- [EXERCISE] Please copy the listing below in its entirety, without alteration.
BEGIN
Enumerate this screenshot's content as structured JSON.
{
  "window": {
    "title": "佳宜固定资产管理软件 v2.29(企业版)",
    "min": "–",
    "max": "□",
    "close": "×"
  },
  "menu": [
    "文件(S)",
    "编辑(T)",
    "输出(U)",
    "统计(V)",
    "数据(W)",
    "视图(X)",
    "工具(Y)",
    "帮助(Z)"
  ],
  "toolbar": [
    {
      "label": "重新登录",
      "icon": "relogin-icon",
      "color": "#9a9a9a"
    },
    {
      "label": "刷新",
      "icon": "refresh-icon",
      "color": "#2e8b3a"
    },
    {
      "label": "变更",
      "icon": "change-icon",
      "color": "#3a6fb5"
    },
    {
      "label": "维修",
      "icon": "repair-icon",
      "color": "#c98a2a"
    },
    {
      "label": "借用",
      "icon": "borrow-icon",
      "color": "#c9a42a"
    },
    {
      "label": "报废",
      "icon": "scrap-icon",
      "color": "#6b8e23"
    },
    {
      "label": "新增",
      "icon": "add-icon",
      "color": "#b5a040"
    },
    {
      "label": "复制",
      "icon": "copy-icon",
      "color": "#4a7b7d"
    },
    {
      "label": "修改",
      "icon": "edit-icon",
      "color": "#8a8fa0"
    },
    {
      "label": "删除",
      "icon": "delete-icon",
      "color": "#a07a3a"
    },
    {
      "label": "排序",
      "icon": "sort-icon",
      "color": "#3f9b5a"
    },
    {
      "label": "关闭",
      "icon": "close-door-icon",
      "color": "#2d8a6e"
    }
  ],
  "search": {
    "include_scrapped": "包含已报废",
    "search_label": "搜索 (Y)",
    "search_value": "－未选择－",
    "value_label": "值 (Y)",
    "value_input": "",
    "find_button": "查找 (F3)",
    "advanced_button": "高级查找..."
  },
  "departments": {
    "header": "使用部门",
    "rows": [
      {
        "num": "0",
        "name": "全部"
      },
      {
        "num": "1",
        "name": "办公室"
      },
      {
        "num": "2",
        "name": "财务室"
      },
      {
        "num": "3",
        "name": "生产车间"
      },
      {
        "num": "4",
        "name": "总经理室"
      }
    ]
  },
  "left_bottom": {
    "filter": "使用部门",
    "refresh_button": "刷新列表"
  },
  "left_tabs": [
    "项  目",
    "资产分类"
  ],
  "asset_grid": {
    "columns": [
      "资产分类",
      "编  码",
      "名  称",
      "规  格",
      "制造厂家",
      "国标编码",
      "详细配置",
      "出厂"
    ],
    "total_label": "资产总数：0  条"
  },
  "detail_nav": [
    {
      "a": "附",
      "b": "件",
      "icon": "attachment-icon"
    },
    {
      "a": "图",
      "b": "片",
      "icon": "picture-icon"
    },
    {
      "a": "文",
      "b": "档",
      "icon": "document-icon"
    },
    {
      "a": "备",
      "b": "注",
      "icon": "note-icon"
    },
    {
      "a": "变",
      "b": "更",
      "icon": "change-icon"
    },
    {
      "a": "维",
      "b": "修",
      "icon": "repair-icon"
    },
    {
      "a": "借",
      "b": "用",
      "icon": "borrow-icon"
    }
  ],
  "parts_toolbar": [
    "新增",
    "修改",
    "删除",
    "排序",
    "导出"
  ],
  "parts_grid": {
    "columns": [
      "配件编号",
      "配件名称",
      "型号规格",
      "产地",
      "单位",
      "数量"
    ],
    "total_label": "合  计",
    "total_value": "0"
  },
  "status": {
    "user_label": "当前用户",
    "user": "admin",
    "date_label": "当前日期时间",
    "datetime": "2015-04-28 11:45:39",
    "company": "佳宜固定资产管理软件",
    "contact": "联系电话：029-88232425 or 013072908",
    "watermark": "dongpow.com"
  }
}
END
- [RESPONSE BELOW]
Enumerate this screenshot's content as structured JSON.
{
  "window": {
    "title": "佳宜固定资产管理软件 v2.29(企业版)",
    "min": "–",
    "max": "□",
    "close": "×"
  },
  "menu": [
    "文件(S)",
    "编辑(T)",
    "输出(U)",
    "统计(V)",
    "数据(W)",
    "视图(X)",
    "工具(Y)",
    "帮助(Z)"
  ],
  "toolbar": [
    {
      "label": "重新登录",
      "icon": "relogin-icon",
      "color": "#9a9a9a"
    },
    {
      "label": "刷新",
      "icon": "refresh-icon",
      "color": "#2e8b3a"
    },
    {
      "label": "变更",
      "icon": "change-icon",
      "color": "#3a6fb5"
    },
    {
      "label": "维修",
      "icon": "repair-icon",
      "color": "#c98a2a"
    },
    {
      "label": "借用",
      "icon": "borrow-icon",
      "color": "#c9a42a"
    },
    {
      "label": "报废",
      "icon": "scrap-icon",
      "color": "#6b8e23"
    },
    {
      "label": "新增",
      "icon": "add-icon",
      "color": "#b5a040"
    },
    {
      "label": "复制",
      "icon": "copy-icon",
      "color": "#4a7b7d"
    },
    {
      "label": "修改",
      "icon": "edit-icon",
      "color": "#8a8fa0"
    },
    {
      "label": "删除",
      "icon": "delete-icon",
      "color": "#a07a3a"
    },
    {
      "label": "排序",
      "icon": "sort-icon",
      "color": "#3f9b5a"
    },
    {
      "label": "关闭",
      "icon": "close-door-icon",
      "color": "#2d8a6e"
    }
  ],
  "search": {
    "include_scrapped": "包含已报废",
    "search_label": "搜索 (Y)",
    "search_value": "－未选择－",
    "value_label": "值 (Y)",
    "value_input": "",
    "find_button": "查找 (F3)",
    "advanced_button": "高级查找..."
  },
  "departments": {
    "header": "使用部门",
    "rows": [
      {
        "num": "0",
        "name": "全部"
      },
      {
        "num": "1",
        "name": "办公室"
      },
      {
        "num": "2",
        "name": "财务室"
      },
      {
        "num": "3",
        "name": "生产车间"
      },
      {
        "num": "4",
        "name": "总经理室"
      }
    ]
  },
  "left_bottom": {
    "filter": "使用部门",
    "refresh_button": "刷新列表"
  },
  "left_tabs": [
    "项  目",
    "资产分类"
  ],
  "asset_grid": {
    "columns": [
      "资产分类",
      "编  码",
      "名  称",
      "规  格",
      "制造厂家",
      "国标编码",
      "详细配置",
      "出厂"
    ],
    "total_label": "资产总数：0  条"
  },
  "detail_nav": [
    {
      "a": "附",
      "b": "件",
      "icon": "attachment-icon"
    },
    {
      "a": "图",
      "b": "片",
      "icon": "picture-icon"
    },
    {
      "a": "文",
      "b": "档",
      "icon": "document-icon"
    },
    {
      "a": "备",
      "b": "注",
      "icon": "note-icon"
    },
    {
      "a": "变",
      "b": "更",
      "icon": "change-icon"
    },
    {
      "a": "维",
      "b": "修",
      "icon": "repair-icon"
    },
    {
      "a": "借",
      "b": "用",
      "icon": "borrow-icon"
    }
  ],
  "parts_toolbar": [
    "新增",
    "修改",
    "删除",
    "排序",
    "导出"
  ],
  "parts_grid": {
    "columns": [
      "配件编号",
      "配件名称",
      "型号规格",
      "产地",
      "单位",
      "数量"
    ],
    "total_label": "合  计",
    "total_value": "0"
  },
  "status": {
    "user_label": "当前用户",
    "user": "admin",
    "date_label": "当前日期时间",
    "datetime": "2015-04-28 11:45:39",
    "company": "佳宜固定资产管理软件",
    "contact": "联系电话：029-88232425 or 013072908",
    "watermark": "dongpow.com"
  }
}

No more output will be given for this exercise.